Start of Block
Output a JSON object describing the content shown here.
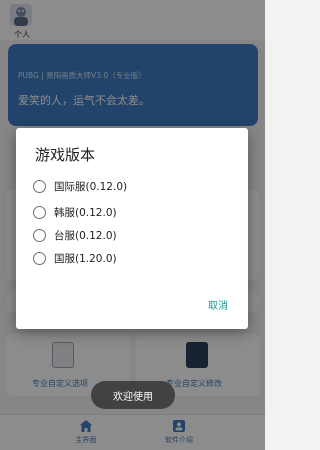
{
  "header": {
    "avatar_label": "个人"
  },
  "banner": {
    "title": "PUBG | 易阳画质大师V3.0（专业版）",
    "quote": "爱笑的人，运气不会太差。"
  },
  "background_items": [
    {
      "label": "专业自定义选项"
    },
    {
      "label": "专业自定义修改"
    }
  ],
  "bottom_nav": {
    "items": [
      {
        "label": "主界面"
      },
      {
        "label": "软件介绍"
      }
    ]
  },
  "dialog": {
    "title": "游戏版本",
    "options": [
      {
        "label": "国际服(0.12.0)",
        "selected": false
      },
      {
        "label": "韩服(0.12.0)",
        "selected": false
      },
      {
        "label": "台服(0.12.0)",
        "selected": false
      },
      {
        "label": "国服(1.20.0)",
        "selected": false
      }
    ],
    "cancel_label": "取消"
  },
  "toast": {
    "text": "欢迎使用"
  },
  "colors": {
    "accent": "#1a9a8e",
    "brand_blue": "#3f7cc4",
    "scrim": "rgba(0,0,0,0.45)"
  }
}
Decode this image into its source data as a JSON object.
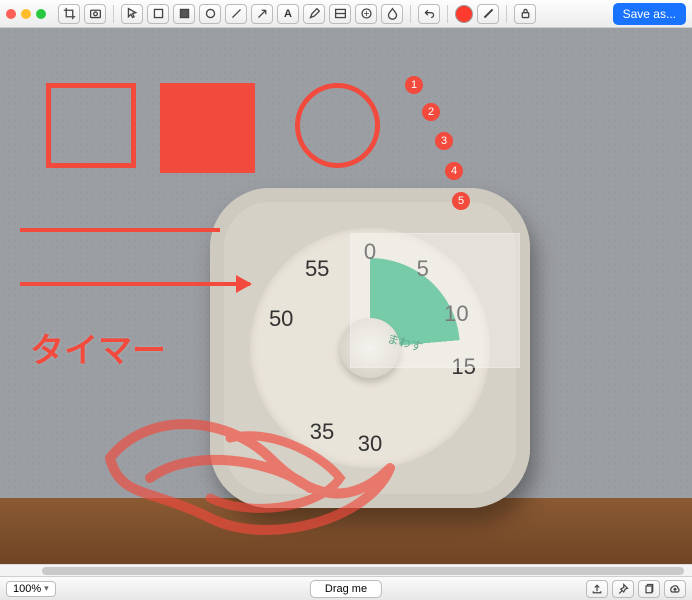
{
  "toolbar": {
    "save_label": "Save as..."
  },
  "annotations": {
    "steps": [
      "1",
      "2",
      "3",
      "4",
      "5"
    ],
    "text_label": "タイマー"
  },
  "timer": {
    "numbers": {
      "0": "0",
      "5": "5",
      "10": "10",
      "15": "15",
      "30": "30",
      "35": "35",
      "50": "50",
      "55": "55"
    },
    "wedge_label": "まわす"
  },
  "bottom": {
    "zoom": "100%",
    "drag_label": "Drag me"
  }
}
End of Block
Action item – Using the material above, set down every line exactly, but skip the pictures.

Answer –
Output a JSON object describing the content shown here.
{
  "header": {
    "avatar_label": "个人"
  },
  "banner": {
    "title": "PUBG | 易阳画质大师V3.0（专业版）",
    "quote": "爱笑的人，运气不会太差。"
  },
  "background_items": [
    {
      "label": "专业自定义选项"
    },
    {
      "label": "专业自定义修改"
    }
  ],
  "bottom_nav": {
    "items": [
      {
        "label": "主界面"
      },
      {
        "label": "软件介绍"
      }
    ]
  },
  "dialog": {
    "title": "游戏版本",
    "options": [
      {
        "label": "国际服(0.12.0)",
        "selected": false
      },
      {
        "label": "韩服(0.12.0)",
        "selected": false
      },
      {
        "label": "台服(0.12.0)",
        "selected": false
      },
      {
        "label": "国服(1.20.0)",
        "selected": false
      }
    ],
    "cancel_label": "取消"
  },
  "toast": {
    "text": "欢迎使用"
  },
  "colors": {
    "accent": "#1a9a8e",
    "brand_blue": "#3f7cc4",
    "scrim": "rgba(0,0,0,0.45)"
  }
}
Decode this image into its source data as a JSON object.
{
  "toolbar": {
    "save_label": "Save as..."
  },
  "annotations": {
    "steps": [
      "1",
      "2",
      "3",
      "4",
      "5"
    ],
    "text_label": "タイマー"
  },
  "timer": {
    "numbers": {
      "0": "0",
      "5": "5",
      "10": "10",
      "15": "15",
      "30": "30",
      "35": "35",
      "50": "50",
      "55": "55"
    },
    "wedge_label": "まわす"
  },
  "bottom": {
    "zoom": "100%",
    "drag_label": "Drag me"
  }
}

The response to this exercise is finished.